Pharmacotherapy interventions for adolescent co-occurring substance use and mental health disorders: a systematic review

Fam Pract. 2022 Mar 24;39(2):301-310. doi: 10.1093/fampra/cmab096.

Abstract

Background: Co-occurring mental health and substance use (SU) disorders among adolescents are common, with two-thirds of adolescents who seek SU treatment also requiring support for mental health. Primary care physicians play a key role in the pharmacological treatment of mental health disorders among adolescents, however, little is known about the impact of these treatments on SU outcomes.

Objectives: This systematic review summarizes the evidence regarding commonly used pharmacotherapy interventions for mental health and their impact on adolescent SU.

Methods: Literature searches were conducted across five databases as part of a larger systematic review of adolescent SU interventions. Studies were screened for eligibility by two researchers, and study data were extracted regarding study design, patient and treatment characteristics and results. Risk of bias analyses and qualitative syntheses were completed to evaluate the strength of the evidence and the impact of pharmacotherapy on SU outcomes.

Results: Ten randomized controlled trials exploring seven pharmacotherapies met criteria for inclusion. All studies had low to moderate risk of bias. Four studies evaluated pharmacotherapy for co-occurring depression and SU, three evaluated attention deficit hyperactivity disorder and SU, and three evaluated bipolar disorder and SU. Five of the 10 studies also included a behavioural intervention. We found no evidence that pharmacotherapy for co-occurring mental health diagnoses impacted SU.

Conclusion: Family medicine clinicians prescribing pharmacotherapy for mental health should be aware that additional interventions will likely be needed to address co-occurring SU.

Keywords: adolescent medicine; co-occurring disorders; mental health; pharmacotherapy; substance use; systematic review.

Plain Language Summary

Many adolescents have both mental health and substance use problems. Adolescents have difficulty getting effective treatment for both substance use and mental health concerns, in part because these treatments are often offered separately. Primary care physicians, who often care for adolescents with mental health concerns, may prescribe medications for diagnoses such as attention deficit hyperactivity disorder, depression or early symptoms of bipolar disorder. However, there is little research indicating whether these medications are helpful for co-occurring substance use disorder symptoms. This paper presents a review of existing research on medications used to treat common mental health disorders to evaluate their effect on substance use. Ten studies address this question and suggest that medications for mental health are insufficient for helping adolescents with substance use disorders or substance use problems.

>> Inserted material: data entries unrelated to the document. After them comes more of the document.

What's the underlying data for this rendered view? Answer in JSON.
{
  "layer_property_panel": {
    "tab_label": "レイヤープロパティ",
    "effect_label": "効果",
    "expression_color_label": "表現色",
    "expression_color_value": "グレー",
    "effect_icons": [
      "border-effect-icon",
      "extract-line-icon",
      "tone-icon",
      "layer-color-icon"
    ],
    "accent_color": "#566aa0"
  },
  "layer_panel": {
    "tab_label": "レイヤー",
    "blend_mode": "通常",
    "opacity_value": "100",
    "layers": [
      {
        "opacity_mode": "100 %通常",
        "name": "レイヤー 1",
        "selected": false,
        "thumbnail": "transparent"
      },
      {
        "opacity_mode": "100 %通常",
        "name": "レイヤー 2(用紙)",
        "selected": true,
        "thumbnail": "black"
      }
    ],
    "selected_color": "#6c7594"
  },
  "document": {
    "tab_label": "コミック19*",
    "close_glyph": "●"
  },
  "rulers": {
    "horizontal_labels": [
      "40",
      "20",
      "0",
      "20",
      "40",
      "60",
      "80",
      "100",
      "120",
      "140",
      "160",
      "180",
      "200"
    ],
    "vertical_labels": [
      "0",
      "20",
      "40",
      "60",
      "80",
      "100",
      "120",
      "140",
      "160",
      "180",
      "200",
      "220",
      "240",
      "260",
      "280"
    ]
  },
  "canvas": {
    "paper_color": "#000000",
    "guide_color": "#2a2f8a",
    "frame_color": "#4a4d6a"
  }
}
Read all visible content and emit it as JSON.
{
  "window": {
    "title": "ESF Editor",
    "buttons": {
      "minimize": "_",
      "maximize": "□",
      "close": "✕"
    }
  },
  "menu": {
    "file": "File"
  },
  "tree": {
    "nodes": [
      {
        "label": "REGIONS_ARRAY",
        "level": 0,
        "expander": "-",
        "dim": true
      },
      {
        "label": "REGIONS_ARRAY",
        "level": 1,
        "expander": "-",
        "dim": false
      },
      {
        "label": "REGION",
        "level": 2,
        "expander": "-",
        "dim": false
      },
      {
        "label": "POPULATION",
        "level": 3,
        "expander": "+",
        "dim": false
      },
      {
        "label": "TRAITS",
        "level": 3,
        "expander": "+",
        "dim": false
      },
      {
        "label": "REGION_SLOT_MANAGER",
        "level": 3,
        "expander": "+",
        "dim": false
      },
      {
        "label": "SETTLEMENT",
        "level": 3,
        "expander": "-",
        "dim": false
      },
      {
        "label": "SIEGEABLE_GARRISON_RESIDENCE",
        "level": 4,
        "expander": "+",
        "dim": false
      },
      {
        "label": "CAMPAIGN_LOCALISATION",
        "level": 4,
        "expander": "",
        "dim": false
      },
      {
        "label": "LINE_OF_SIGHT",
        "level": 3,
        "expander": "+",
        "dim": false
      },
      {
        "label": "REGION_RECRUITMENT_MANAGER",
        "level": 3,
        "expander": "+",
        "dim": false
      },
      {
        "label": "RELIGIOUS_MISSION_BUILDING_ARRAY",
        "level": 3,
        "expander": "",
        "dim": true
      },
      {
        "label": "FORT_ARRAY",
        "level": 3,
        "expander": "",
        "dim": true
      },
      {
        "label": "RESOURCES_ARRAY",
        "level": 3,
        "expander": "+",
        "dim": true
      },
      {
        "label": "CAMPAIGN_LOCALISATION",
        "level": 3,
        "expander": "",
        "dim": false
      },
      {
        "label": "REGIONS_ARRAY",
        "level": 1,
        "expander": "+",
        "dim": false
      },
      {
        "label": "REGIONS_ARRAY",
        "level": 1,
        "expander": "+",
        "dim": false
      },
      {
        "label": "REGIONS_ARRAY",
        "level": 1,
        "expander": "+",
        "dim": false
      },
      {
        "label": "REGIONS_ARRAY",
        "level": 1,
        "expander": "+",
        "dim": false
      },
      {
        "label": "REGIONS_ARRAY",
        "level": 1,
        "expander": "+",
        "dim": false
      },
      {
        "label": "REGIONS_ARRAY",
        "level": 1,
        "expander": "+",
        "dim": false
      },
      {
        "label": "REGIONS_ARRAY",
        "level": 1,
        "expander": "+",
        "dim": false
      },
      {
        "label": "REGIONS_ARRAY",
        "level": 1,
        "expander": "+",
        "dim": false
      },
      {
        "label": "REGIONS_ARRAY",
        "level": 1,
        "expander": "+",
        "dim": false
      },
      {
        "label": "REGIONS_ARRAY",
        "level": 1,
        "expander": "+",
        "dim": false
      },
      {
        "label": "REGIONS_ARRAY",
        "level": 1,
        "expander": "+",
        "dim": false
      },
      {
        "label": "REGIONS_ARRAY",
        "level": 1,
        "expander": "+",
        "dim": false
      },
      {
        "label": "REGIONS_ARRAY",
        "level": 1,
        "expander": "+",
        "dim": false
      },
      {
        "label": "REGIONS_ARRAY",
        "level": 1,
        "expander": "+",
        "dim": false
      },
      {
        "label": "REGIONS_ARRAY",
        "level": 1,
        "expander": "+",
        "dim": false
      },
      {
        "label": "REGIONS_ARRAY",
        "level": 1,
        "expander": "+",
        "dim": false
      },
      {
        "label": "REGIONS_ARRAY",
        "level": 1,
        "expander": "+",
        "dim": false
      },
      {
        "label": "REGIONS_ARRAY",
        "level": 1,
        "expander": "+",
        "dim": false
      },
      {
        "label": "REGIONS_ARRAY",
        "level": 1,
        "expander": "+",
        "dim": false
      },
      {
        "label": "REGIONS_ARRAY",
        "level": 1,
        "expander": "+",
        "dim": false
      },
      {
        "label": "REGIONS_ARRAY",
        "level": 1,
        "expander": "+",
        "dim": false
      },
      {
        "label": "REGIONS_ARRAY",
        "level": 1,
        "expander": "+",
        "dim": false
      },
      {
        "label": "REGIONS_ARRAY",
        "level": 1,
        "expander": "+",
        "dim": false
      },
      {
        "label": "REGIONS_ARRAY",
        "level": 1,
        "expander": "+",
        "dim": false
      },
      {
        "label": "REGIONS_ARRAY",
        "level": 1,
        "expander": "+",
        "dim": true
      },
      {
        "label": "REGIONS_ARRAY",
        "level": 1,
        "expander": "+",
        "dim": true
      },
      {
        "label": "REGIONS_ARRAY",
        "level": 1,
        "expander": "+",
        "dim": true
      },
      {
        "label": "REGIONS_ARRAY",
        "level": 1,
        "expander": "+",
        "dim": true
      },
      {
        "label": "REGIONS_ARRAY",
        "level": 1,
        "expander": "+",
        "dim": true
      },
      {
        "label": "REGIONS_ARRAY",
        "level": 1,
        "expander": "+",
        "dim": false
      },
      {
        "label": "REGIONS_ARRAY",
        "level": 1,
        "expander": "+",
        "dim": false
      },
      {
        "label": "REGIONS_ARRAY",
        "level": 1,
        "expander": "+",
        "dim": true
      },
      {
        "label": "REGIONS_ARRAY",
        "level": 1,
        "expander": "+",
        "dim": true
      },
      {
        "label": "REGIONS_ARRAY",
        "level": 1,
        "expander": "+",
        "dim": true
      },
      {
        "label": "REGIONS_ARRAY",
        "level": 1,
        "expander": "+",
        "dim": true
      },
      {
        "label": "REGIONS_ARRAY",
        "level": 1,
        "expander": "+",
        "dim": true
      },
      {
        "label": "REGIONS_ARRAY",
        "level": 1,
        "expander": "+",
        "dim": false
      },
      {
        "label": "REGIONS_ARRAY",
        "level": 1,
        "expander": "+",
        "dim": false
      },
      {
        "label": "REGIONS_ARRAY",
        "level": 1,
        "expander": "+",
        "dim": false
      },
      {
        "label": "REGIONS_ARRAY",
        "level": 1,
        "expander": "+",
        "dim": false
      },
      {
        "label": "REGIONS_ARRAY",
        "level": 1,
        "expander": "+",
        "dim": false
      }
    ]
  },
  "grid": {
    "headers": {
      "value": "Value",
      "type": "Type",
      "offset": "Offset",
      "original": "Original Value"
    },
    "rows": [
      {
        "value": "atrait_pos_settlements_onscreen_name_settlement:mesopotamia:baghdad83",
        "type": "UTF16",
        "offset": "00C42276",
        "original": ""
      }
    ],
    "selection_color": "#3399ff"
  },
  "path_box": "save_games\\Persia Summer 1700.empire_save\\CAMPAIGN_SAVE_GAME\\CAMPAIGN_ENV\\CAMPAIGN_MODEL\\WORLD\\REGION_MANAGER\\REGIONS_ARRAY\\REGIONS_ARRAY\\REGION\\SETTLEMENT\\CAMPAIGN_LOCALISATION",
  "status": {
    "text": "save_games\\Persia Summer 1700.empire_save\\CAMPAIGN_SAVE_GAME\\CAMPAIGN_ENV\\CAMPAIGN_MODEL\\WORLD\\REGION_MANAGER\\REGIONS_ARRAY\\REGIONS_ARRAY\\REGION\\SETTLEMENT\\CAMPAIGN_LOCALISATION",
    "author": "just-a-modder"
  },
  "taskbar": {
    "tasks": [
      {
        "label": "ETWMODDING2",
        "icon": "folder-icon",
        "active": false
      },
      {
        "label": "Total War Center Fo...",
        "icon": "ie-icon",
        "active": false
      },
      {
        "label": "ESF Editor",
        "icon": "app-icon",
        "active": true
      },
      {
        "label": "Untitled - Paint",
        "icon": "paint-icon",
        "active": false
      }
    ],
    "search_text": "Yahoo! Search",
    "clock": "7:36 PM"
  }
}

Publication types

  • Research Support, N.I.H., Extramural
  • Research Support, U.S. Gov't, P.H.S.
  • Systematic Review

MeSH terms

  • Adolescent
  • Attention Deficit Disorder with Hyperactivity*
  • Behavior Therapy
  • Bipolar Disorder*
  • Humans
  • Mental Disorders* / complications
  • Mental Disorders* / drug therapy
  • Mental Health
  • Substance-Related Disorders* / drug therapy